_GOAL OF THE EXERCISE_: Which of the lines in the data below contain the string "this"? Copy each of them.

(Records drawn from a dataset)

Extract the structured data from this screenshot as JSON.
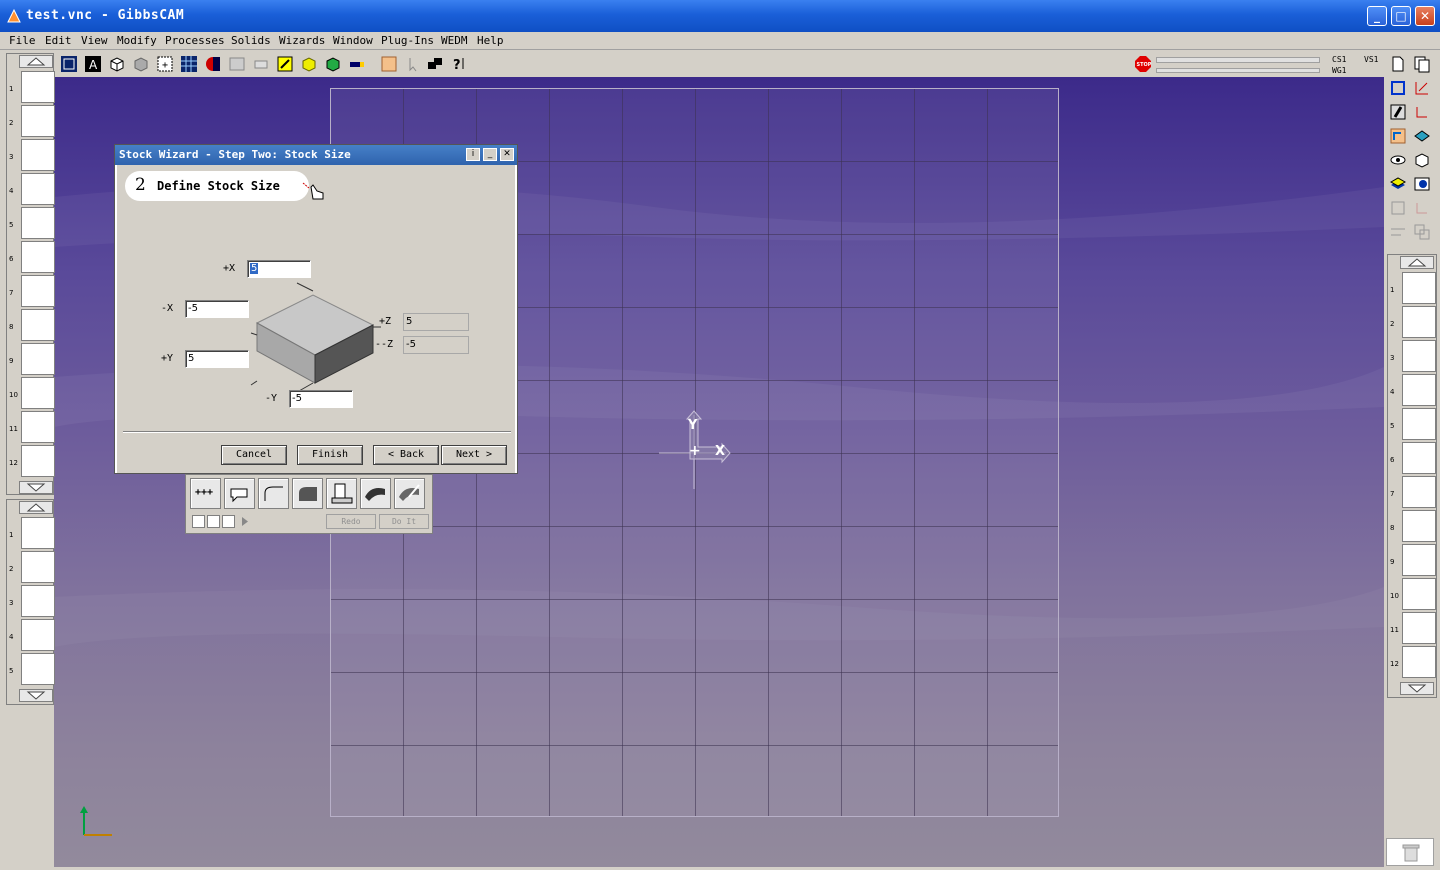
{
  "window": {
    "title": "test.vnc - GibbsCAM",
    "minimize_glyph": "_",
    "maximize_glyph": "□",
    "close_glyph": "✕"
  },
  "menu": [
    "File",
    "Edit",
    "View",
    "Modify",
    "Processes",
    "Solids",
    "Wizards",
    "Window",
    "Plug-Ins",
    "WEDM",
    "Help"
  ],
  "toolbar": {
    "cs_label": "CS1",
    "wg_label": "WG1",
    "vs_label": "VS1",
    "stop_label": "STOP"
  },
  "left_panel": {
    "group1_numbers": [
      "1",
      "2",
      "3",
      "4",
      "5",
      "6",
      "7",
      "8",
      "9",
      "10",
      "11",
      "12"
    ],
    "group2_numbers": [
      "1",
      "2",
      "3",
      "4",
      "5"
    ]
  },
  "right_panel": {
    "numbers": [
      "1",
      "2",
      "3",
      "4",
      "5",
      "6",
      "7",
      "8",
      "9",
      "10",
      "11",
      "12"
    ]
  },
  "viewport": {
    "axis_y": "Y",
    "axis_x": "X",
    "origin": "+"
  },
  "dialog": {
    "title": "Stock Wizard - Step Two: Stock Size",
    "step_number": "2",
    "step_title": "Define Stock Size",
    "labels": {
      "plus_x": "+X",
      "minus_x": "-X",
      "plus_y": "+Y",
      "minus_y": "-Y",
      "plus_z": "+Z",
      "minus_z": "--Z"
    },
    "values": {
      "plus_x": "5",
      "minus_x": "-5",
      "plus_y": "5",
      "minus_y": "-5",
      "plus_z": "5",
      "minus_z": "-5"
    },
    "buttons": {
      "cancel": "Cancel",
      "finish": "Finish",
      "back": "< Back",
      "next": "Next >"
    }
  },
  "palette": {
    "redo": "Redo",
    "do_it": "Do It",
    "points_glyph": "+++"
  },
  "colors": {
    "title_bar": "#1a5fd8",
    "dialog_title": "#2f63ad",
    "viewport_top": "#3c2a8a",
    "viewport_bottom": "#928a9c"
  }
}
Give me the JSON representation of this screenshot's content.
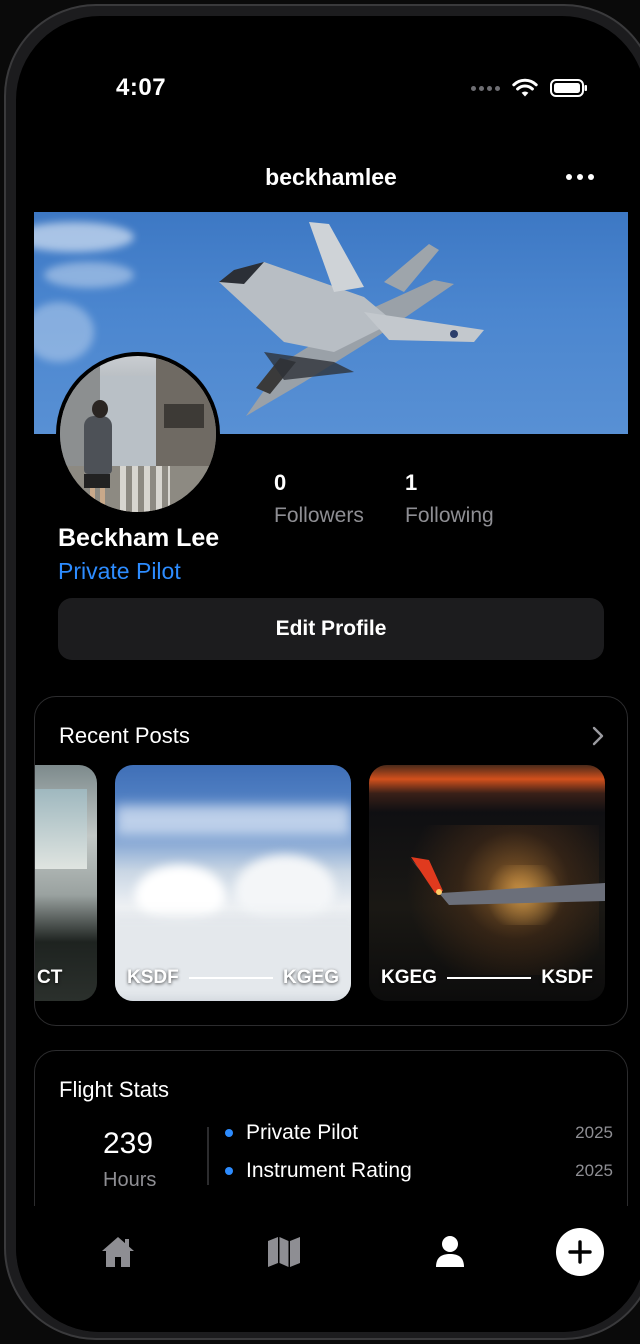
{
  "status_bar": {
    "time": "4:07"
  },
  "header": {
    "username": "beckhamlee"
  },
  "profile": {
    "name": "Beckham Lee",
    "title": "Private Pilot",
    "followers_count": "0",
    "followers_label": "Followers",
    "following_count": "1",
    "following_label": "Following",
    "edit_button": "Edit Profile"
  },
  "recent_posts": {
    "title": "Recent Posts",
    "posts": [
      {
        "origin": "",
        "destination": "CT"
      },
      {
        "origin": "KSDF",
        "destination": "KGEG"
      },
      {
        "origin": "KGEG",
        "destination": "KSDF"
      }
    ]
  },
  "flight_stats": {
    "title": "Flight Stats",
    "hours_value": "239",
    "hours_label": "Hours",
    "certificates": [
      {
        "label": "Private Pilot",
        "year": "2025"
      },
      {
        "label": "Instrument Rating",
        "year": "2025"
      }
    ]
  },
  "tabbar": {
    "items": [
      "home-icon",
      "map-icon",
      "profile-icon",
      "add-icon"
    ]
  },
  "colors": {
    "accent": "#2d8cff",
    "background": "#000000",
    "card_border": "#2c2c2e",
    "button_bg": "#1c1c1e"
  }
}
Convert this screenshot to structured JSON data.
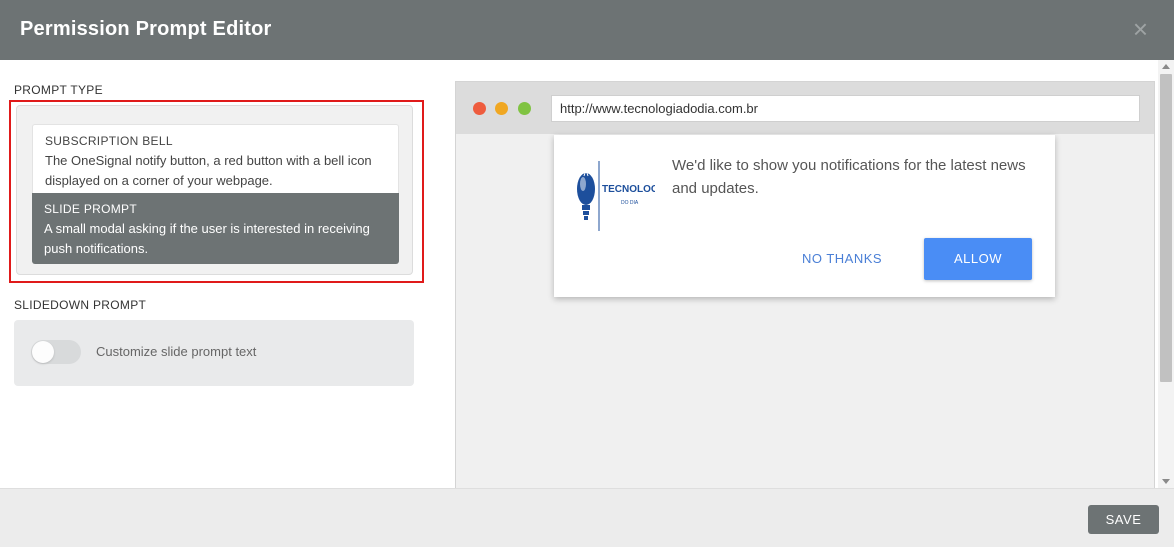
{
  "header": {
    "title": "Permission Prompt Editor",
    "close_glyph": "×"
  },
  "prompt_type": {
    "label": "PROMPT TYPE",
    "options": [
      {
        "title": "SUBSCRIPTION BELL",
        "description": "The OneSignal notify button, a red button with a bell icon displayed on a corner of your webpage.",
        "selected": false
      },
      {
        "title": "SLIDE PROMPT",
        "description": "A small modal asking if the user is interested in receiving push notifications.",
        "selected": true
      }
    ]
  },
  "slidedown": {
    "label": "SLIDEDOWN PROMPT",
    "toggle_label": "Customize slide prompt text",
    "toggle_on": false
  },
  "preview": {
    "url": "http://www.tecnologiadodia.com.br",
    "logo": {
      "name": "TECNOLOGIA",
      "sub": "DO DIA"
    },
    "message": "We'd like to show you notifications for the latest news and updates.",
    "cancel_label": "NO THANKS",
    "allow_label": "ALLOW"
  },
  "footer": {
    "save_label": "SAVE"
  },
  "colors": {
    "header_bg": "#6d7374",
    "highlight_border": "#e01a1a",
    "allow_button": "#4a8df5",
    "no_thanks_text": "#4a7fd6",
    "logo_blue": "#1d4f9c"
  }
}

_COMPLETED TASK_:
Extract the structured data from this screenshot as JSON.
Give me the JSON representation of this screenshot's content.
Convert this screenshot to structured JSON data.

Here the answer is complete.